• _AIM OF THE EXERCISE_
The answer should be each line of the records that contains the word "title"; please copy them all.

Component data from apps and pages:
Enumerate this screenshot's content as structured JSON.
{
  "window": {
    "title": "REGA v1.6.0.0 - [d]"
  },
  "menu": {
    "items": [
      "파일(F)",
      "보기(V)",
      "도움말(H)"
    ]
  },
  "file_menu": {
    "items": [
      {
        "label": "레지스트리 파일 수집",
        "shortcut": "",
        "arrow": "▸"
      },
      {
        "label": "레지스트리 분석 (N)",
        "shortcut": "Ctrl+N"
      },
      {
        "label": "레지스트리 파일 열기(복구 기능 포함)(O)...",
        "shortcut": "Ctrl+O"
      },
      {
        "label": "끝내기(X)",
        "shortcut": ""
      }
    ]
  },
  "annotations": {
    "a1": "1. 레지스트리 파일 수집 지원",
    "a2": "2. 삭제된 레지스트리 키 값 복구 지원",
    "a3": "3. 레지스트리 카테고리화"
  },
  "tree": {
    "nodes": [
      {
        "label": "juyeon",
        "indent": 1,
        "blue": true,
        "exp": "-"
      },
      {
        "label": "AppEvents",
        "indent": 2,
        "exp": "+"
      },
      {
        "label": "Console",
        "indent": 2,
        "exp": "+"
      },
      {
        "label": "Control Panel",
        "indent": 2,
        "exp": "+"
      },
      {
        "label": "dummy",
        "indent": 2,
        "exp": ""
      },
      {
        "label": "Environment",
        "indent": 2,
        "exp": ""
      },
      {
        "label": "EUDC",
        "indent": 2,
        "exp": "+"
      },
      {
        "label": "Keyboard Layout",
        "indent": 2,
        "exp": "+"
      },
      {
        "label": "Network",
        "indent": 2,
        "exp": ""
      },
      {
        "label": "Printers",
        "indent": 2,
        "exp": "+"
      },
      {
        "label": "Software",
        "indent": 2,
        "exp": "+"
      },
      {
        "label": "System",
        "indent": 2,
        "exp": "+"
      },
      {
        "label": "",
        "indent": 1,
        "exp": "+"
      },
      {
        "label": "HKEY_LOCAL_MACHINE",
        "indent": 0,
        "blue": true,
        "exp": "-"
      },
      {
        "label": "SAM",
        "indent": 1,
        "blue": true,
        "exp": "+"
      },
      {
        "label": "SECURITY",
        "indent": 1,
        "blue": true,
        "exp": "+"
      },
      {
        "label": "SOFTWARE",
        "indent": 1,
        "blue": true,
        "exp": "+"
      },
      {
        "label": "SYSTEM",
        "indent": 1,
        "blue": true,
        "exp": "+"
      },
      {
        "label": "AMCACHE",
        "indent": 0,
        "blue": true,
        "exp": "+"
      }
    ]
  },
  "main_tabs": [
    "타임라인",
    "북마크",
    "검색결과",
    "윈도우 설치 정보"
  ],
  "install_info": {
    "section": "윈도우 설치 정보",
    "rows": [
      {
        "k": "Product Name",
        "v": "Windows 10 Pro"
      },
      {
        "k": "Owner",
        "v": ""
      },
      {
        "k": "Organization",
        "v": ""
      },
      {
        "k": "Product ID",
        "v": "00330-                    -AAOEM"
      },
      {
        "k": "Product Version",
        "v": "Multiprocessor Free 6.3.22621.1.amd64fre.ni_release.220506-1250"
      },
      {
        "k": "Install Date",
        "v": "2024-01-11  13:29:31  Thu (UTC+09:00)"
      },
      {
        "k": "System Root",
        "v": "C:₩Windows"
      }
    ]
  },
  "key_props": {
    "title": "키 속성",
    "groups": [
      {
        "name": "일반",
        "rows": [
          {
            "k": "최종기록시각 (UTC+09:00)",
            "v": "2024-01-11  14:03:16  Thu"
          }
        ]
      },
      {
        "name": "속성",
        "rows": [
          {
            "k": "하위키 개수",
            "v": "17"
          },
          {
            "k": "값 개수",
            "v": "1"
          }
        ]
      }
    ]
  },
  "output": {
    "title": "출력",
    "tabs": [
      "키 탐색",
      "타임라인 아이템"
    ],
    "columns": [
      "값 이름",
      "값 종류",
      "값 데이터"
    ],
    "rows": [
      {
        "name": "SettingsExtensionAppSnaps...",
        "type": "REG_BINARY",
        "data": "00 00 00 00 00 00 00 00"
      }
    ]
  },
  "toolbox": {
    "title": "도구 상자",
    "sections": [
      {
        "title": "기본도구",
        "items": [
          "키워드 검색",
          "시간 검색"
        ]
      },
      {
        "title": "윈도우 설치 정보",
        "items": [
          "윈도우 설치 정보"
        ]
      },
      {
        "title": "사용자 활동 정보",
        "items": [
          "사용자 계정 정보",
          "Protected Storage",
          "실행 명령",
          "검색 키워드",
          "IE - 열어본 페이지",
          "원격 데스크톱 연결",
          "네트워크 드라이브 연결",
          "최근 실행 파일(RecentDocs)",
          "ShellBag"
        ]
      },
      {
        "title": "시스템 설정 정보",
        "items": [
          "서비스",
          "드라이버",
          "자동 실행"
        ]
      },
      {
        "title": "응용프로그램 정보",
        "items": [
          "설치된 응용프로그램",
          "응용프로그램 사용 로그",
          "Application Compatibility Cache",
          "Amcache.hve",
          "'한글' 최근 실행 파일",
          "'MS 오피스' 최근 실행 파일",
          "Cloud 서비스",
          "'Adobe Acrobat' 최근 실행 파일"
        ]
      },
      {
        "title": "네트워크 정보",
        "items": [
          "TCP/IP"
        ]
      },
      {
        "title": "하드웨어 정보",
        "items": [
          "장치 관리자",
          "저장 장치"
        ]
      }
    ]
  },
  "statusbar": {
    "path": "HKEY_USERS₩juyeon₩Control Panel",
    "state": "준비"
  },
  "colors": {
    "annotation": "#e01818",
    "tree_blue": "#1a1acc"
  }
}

• _REPLY_
    "title": "REGA v1.6.0.0 - [d]"
    "title": "키 속성",
    "title": "출력",
    "title": "도구 상자",
        "title": "기본도구",
        "title": "윈도우 설치 정보",
        "title": "사용자 활동 정보",
        "title": "시스템 설정 정보",
        "title": "응용프로그램 정보",
        "title": "네트워크 정보",
        "title": "하드웨어 정보",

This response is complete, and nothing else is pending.